=== Brief ===
Skip the pictures. Repeat everything else in the records word for word.

=== Available records ===
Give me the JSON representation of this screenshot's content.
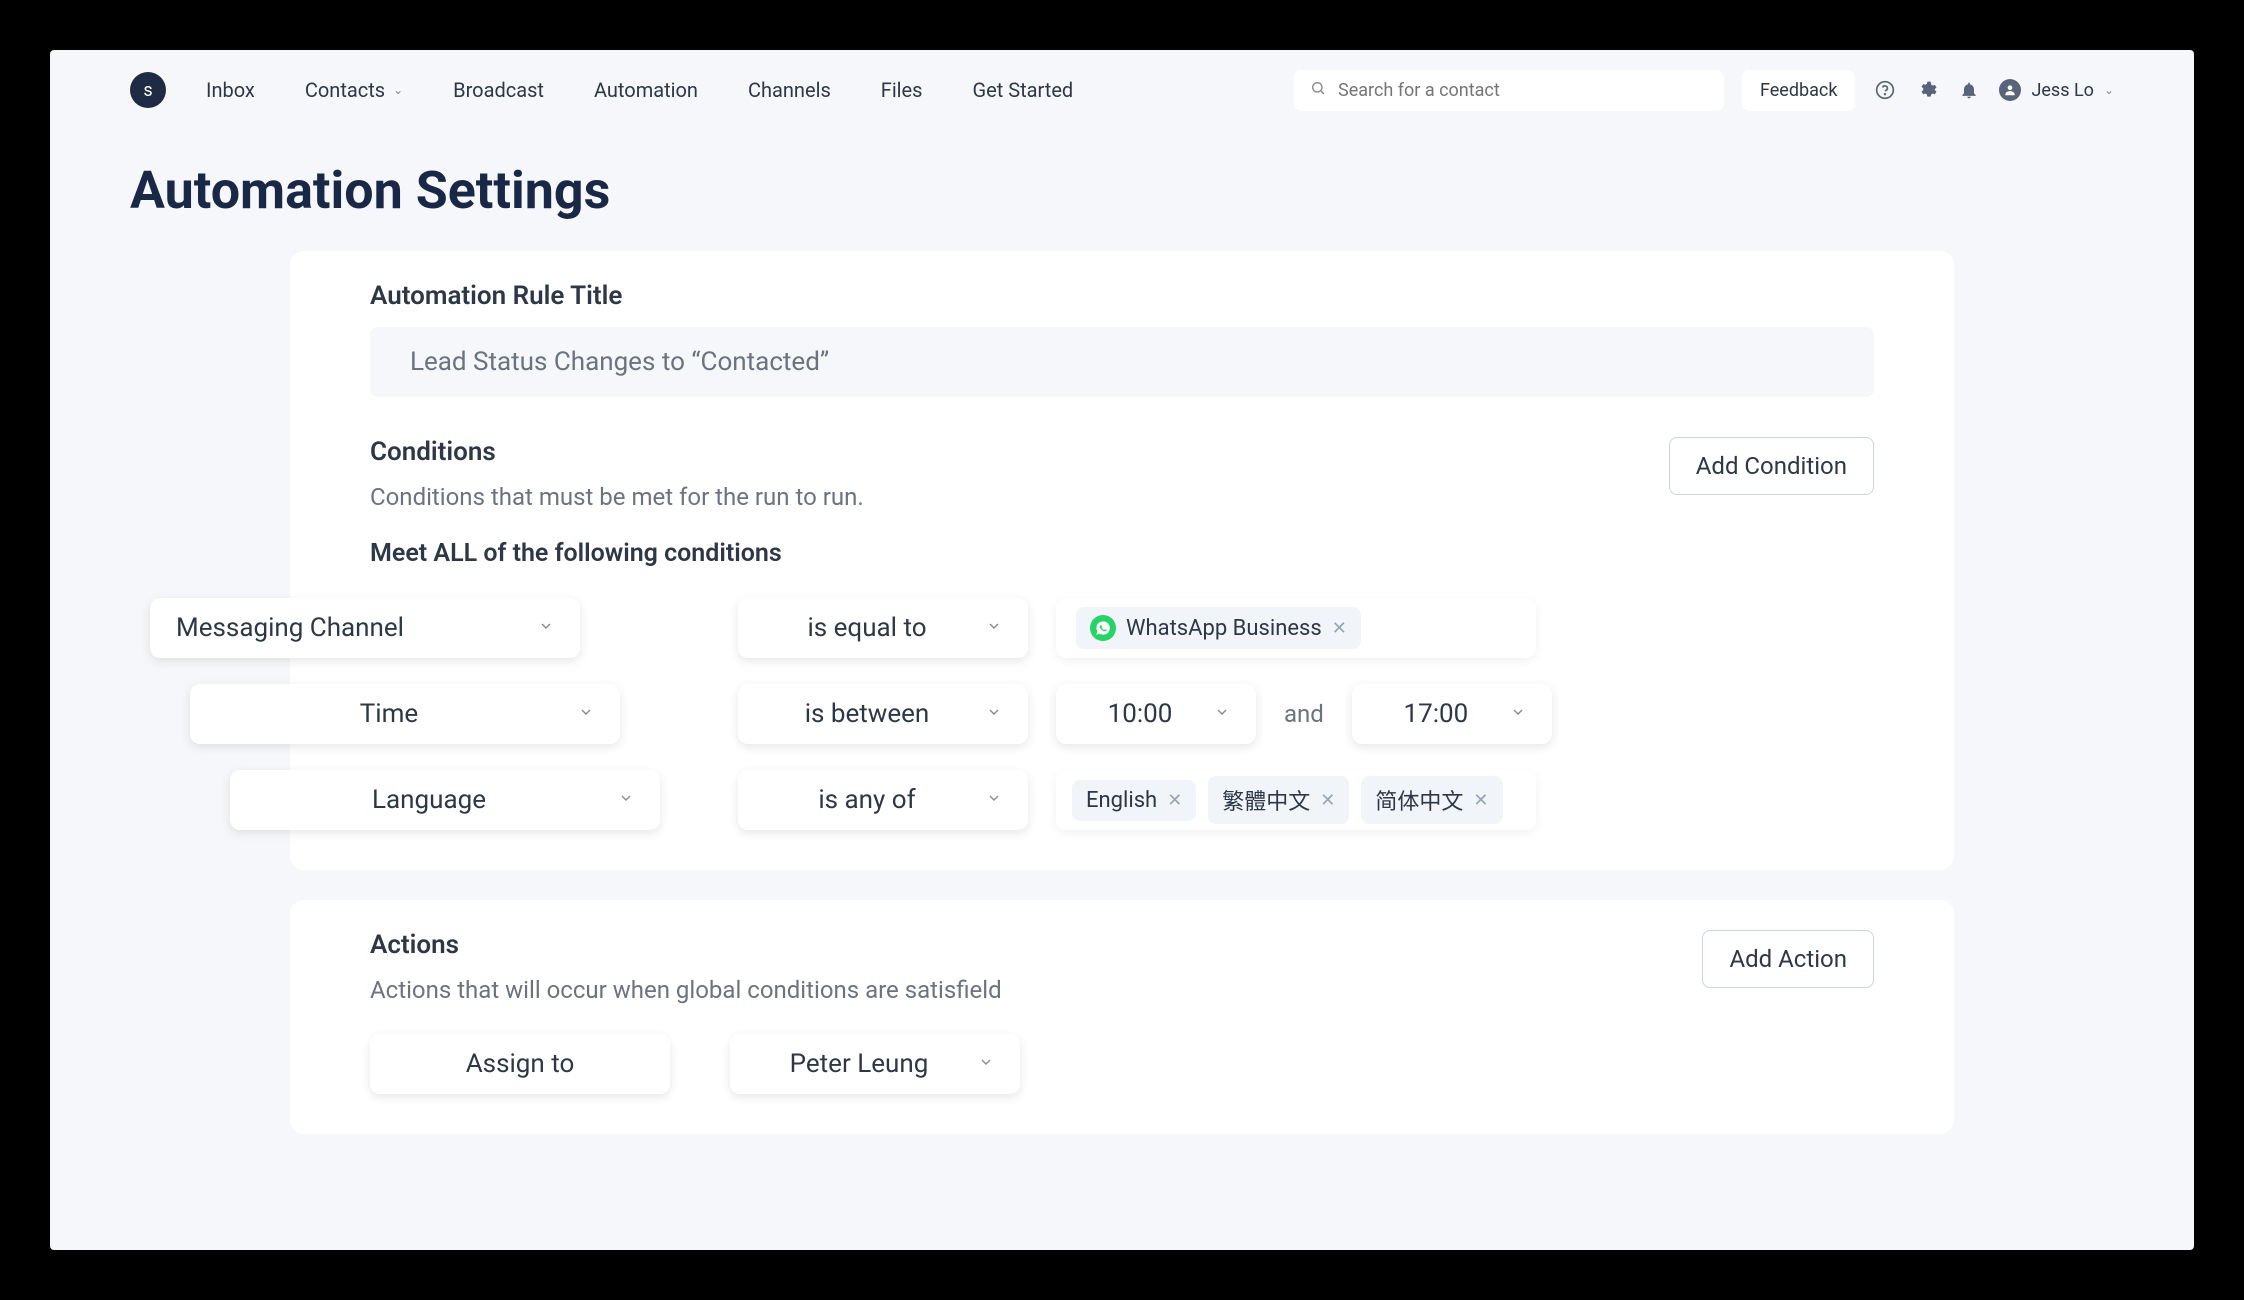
{
  "logo_letter": "s",
  "nav": {
    "inbox": "Inbox",
    "contacts": "Contacts",
    "broadcast": "Broadcast",
    "automation": "Automation",
    "channels": "Channels",
    "files": "Files",
    "get_started": "Get Started"
  },
  "search_placeholder": "Search for a contact",
  "feedback_label": "Feedback",
  "user_name": "Jess Lo",
  "page_title": "Automation Settings",
  "rule_title_label": "Automation Rule Title",
  "rule_title_value": "Lead Status Changes to “Contacted”",
  "conditions": {
    "label": "Conditions",
    "subtitle": "Conditions that must be met for the run to run.",
    "meet_all": "Meet ALL of the following conditions",
    "add_label": "Add Condition",
    "row1": {
      "field": "Messaging Channel",
      "op": "is equal to",
      "chip": "WhatsApp Business"
    },
    "row2": {
      "field": "Time",
      "op": "is between",
      "time1": "10:00",
      "and": "and",
      "time2": "17:00"
    },
    "row3": {
      "field": "Language",
      "op": "is any of",
      "chip1": "English",
      "chip2": "繁體中文",
      "chip3": "简体中文"
    }
  },
  "actions": {
    "label": "Actions",
    "subtitle": "Actions that will occur when global conditions are satisfield",
    "add_label": "Add Action",
    "row1": {
      "field": "Assign to",
      "value": "Peter Leung"
    }
  }
}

=== Exercise response ===
Give me the JSON representation of this screenshot's content.
{
  "logo_letter": "s",
  "nav": {
    "inbox": "Inbox",
    "contacts": "Contacts",
    "broadcast": "Broadcast",
    "automation": "Automation",
    "channels": "Channels",
    "files": "Files",
    "get_started": "Get Started"
  },
  "search_placeholder": "Search for a contact",
  "feedback_label": "Feedback",
  "user_name": "Jess Lo",
  "page_title": "Automation Settings",
  "rule_title_label": "Automation Rule Title",
  "rule_title_value": "Lead Status Changes to “Contacted”",
  "conditions": {
    "label": "Conditions",
    "subtitle": "Conditions that must be met for the run to run.",
    "meet_all": "Meet ALL of the following conditions",
    "add_label": "Add Condition",
    "row1": {
      "field": "Messaging Channel",
      "op": "is equal to",
      "chip": "WhatsApp Business"
    },
    "row2": {
      "field": "Time",
      "op": "is between",
      "time1": "10:00",
      "and": "and",
      "time2": "17:00"
    },
    "row3": {
      "field": "Language",
      "op": "is any of",
      "chip1": "English",
      "chip2": "繁體中文",
      "chip3": "简体中文"
    }
  },
  "actions": {
    "label": "Actions",
    "subtitle": "Actions that will occur when global conditions are satisfield",
    "add_label": "Add Action",
    "row1": {
      "field": "Assign to",
      "value": "Peter Leung"
    }
  }
}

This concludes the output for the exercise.